EXCERPTED RECORDS —
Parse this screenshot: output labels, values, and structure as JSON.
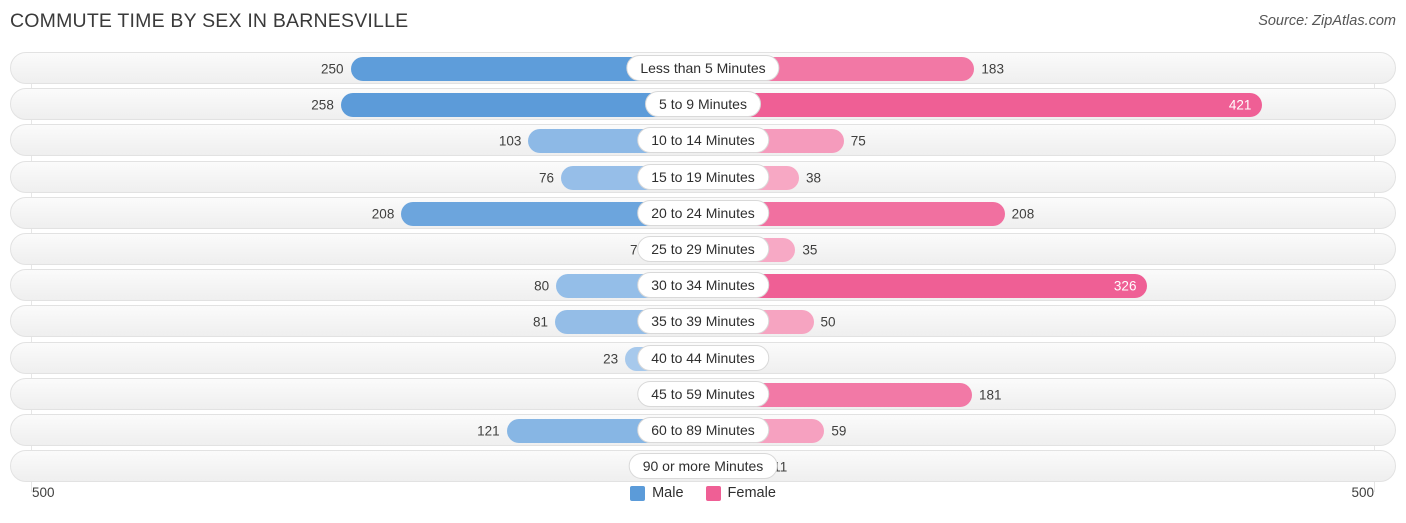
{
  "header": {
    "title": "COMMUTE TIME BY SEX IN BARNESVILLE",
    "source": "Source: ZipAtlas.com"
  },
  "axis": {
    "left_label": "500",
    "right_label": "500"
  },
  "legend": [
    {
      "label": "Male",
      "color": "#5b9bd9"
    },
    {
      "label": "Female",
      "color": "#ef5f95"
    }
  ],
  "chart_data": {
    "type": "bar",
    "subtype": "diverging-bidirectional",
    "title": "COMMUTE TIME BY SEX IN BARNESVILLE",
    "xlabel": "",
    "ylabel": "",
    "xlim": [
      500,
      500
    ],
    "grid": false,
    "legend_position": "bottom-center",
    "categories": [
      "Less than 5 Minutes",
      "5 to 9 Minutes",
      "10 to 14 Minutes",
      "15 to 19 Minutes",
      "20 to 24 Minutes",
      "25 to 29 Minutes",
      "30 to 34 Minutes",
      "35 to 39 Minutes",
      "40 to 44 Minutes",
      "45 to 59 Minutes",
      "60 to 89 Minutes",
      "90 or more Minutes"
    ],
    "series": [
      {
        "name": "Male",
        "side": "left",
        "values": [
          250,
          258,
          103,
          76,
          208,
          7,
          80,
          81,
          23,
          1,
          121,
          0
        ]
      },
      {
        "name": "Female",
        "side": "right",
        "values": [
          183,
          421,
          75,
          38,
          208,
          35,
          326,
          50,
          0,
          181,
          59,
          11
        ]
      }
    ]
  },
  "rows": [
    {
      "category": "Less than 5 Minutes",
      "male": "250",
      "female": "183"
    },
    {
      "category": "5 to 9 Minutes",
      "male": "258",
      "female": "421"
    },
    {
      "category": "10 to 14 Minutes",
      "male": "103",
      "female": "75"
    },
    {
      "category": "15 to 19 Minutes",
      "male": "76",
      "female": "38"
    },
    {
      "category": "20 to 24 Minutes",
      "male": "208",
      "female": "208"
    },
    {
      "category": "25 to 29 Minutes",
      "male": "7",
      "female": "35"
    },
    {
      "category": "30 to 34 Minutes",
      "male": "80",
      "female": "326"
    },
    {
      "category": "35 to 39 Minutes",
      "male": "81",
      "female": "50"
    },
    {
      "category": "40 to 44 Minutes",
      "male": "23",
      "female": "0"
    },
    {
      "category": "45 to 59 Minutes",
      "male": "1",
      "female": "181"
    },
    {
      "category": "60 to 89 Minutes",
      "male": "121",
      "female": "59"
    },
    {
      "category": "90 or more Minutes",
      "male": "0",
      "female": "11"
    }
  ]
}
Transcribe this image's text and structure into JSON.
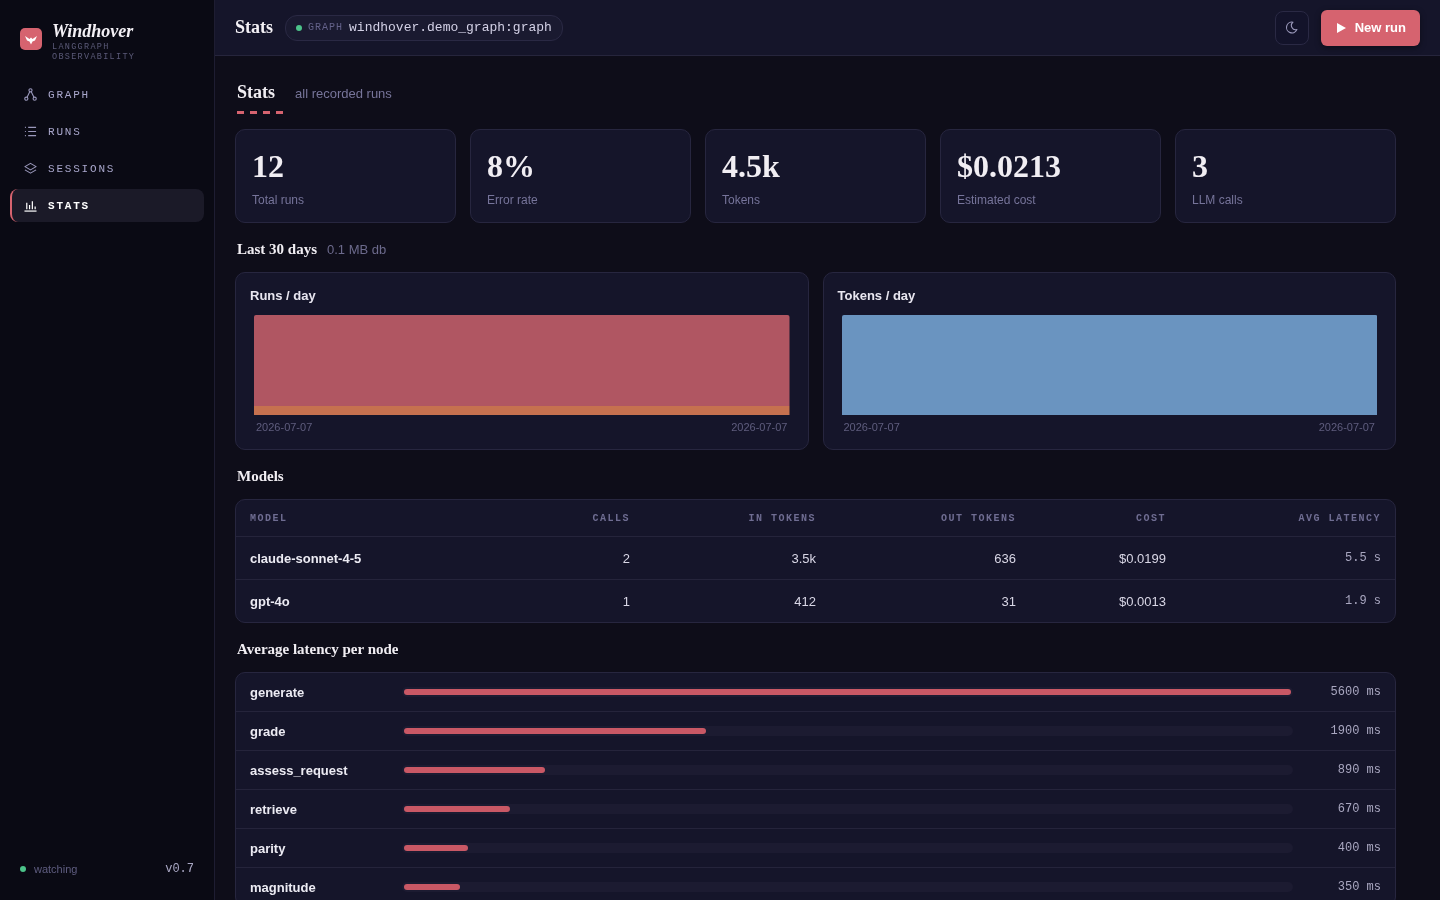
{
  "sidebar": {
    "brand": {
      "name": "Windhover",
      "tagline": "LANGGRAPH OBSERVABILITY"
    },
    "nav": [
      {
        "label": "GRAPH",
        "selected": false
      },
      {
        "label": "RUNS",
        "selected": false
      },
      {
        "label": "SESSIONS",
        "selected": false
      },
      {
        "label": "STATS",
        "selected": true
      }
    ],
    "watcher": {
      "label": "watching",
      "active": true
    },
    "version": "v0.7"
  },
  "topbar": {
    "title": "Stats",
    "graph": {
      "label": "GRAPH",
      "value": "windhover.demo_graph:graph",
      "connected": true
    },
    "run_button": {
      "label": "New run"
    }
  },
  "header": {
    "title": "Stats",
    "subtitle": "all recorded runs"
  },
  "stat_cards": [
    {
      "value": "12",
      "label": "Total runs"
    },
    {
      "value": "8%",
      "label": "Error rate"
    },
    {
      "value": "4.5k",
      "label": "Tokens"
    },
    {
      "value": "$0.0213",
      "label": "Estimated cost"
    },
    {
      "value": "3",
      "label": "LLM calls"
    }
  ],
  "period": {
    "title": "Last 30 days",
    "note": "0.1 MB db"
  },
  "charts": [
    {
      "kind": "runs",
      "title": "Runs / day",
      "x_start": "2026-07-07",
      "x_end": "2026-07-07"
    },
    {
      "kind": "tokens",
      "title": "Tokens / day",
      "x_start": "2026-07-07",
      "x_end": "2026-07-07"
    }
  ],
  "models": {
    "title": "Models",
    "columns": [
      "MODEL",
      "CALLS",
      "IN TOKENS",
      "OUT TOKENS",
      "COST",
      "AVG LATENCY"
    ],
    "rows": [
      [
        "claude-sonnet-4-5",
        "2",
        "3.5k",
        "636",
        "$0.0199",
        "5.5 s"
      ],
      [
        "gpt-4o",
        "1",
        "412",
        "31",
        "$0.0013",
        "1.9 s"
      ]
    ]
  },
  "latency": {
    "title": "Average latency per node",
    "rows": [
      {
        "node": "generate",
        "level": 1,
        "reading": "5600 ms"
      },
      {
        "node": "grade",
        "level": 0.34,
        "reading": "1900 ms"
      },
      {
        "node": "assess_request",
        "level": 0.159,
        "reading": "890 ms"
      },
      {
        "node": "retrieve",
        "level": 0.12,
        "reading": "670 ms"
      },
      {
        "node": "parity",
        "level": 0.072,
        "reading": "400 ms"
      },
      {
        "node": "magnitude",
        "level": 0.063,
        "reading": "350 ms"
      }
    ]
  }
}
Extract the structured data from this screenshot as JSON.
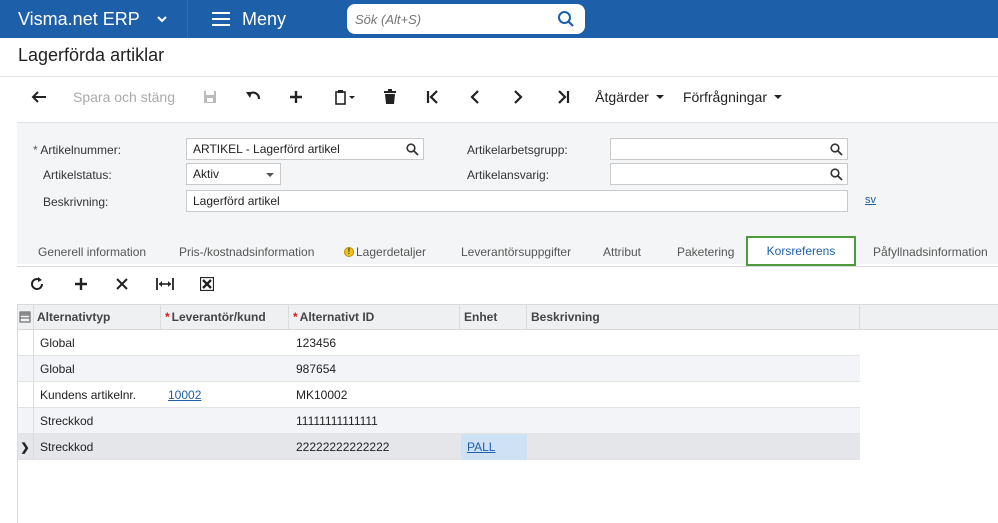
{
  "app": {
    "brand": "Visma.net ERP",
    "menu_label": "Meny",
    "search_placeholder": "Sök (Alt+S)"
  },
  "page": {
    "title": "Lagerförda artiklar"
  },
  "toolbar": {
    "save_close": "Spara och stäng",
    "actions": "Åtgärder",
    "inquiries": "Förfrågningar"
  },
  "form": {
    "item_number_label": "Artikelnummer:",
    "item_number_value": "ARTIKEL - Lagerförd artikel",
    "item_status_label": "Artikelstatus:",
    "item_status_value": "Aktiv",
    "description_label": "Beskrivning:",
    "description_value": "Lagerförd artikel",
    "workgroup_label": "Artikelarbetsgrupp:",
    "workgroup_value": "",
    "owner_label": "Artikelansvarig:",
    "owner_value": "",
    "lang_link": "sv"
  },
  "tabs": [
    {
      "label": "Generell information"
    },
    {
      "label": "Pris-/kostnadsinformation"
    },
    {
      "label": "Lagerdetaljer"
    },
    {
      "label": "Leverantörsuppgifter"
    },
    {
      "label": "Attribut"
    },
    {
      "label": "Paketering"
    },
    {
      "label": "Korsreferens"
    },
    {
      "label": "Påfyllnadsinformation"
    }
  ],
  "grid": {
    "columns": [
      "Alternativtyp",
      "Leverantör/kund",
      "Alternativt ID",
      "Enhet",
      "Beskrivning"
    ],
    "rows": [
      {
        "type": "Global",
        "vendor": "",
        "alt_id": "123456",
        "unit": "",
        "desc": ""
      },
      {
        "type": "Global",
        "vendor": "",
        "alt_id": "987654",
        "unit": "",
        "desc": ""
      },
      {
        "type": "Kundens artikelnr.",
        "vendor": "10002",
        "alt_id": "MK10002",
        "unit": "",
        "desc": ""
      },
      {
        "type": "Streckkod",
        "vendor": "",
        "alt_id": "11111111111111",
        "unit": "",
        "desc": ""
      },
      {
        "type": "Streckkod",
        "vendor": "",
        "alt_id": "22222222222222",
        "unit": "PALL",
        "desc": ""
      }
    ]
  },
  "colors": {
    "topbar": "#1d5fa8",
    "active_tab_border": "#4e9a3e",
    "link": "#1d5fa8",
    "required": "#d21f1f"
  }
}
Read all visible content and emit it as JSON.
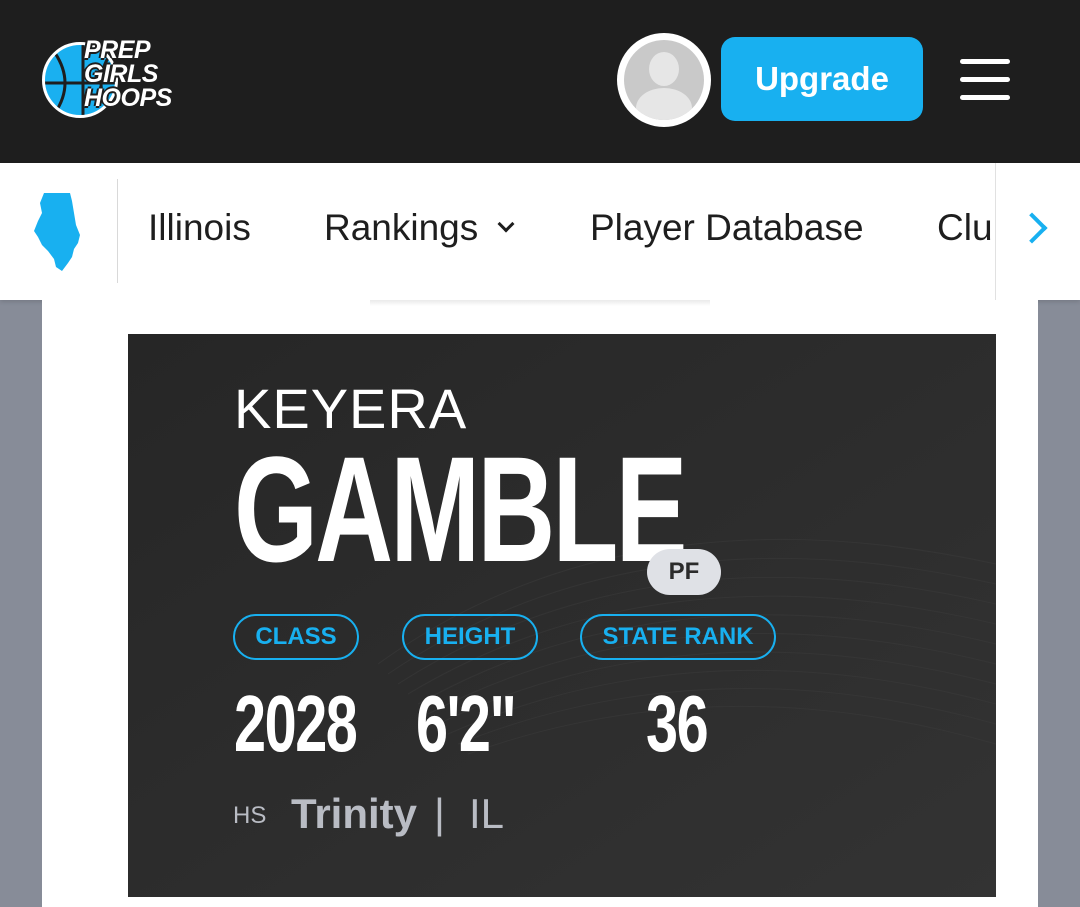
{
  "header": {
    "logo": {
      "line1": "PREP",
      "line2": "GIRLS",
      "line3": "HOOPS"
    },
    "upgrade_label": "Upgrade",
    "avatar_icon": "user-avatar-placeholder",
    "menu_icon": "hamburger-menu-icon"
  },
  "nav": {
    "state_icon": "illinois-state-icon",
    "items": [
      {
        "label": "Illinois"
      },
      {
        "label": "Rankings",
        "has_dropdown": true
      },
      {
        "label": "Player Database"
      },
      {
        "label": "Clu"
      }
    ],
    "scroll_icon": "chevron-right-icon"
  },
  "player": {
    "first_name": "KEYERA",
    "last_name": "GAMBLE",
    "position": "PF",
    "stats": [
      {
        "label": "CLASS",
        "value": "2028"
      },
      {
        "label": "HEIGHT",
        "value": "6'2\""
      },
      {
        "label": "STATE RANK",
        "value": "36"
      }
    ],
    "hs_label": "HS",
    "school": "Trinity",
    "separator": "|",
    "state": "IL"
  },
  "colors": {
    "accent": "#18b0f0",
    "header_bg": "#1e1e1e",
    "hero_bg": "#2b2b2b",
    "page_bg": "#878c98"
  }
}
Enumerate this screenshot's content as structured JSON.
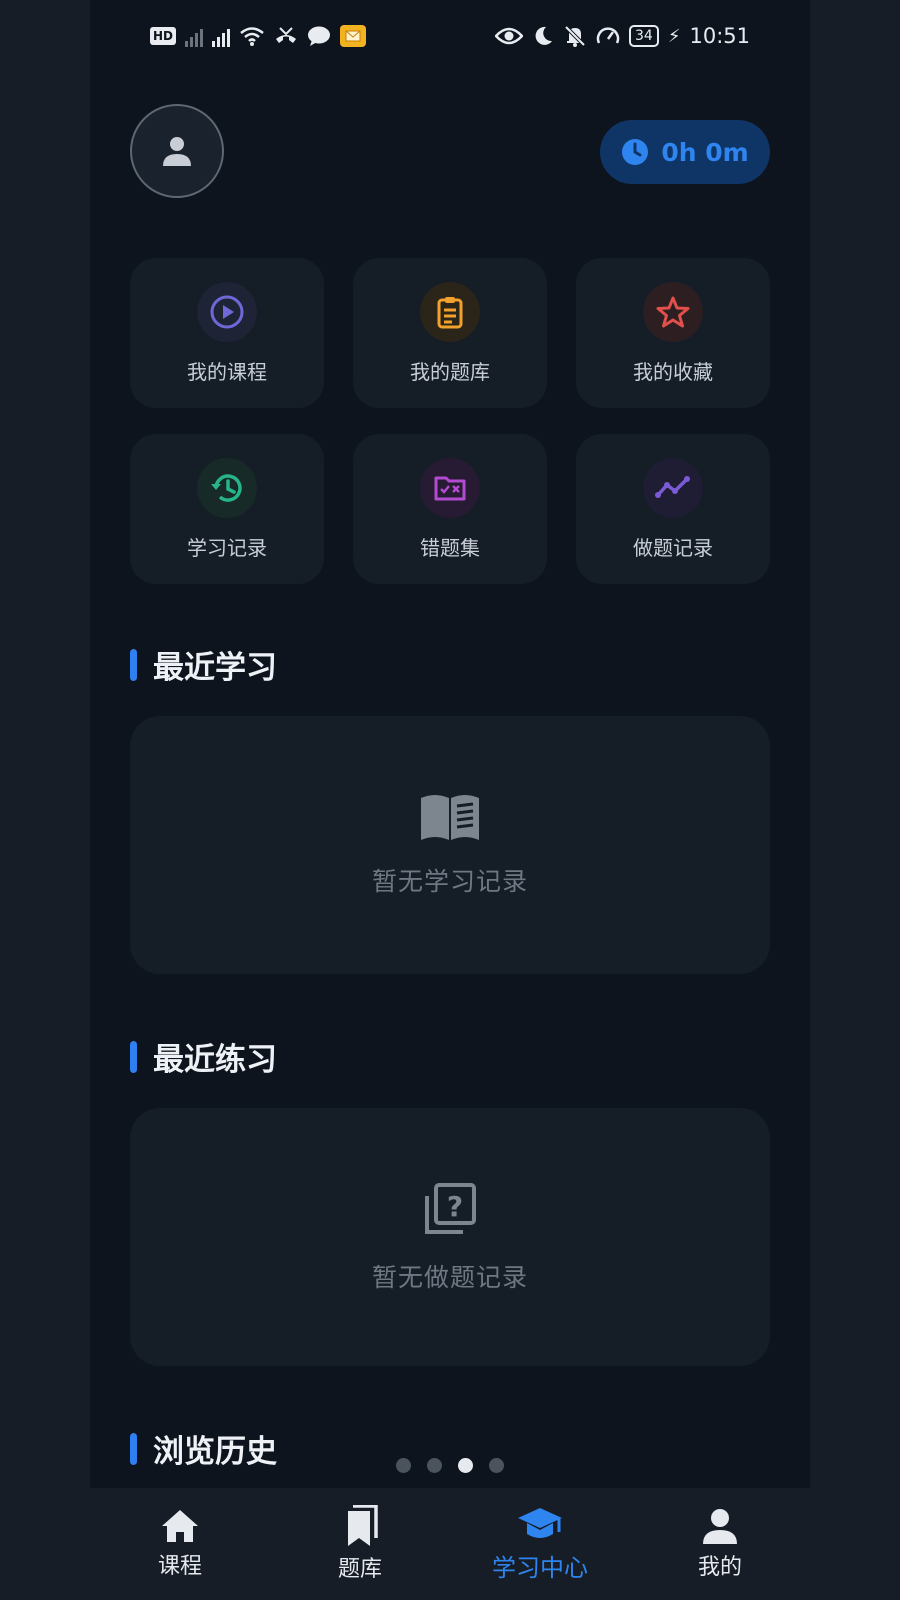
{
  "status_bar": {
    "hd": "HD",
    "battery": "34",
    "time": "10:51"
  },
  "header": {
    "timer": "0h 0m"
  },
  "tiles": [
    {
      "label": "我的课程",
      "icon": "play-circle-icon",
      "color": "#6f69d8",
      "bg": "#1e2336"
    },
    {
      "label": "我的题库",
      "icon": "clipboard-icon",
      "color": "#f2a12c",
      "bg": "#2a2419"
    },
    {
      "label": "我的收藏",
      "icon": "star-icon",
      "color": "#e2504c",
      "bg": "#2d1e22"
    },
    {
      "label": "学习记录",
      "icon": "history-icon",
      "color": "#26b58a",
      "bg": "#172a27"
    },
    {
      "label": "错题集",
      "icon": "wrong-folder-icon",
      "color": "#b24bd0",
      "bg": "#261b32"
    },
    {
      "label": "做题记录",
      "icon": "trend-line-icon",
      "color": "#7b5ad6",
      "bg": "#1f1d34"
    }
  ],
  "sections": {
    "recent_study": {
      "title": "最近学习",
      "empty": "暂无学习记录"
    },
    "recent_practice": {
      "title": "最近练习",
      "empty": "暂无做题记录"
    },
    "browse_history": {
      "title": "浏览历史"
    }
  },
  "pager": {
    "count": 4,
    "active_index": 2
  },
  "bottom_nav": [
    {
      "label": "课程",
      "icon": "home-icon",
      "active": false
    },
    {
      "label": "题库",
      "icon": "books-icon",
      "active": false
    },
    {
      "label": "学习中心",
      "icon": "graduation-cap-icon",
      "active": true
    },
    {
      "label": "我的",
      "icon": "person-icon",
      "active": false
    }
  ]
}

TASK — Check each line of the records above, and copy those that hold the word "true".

THE COMPLETED TASK —
        "selected": true
      "active": true
      "connected": true
        "has_dropdown": true
      "active": true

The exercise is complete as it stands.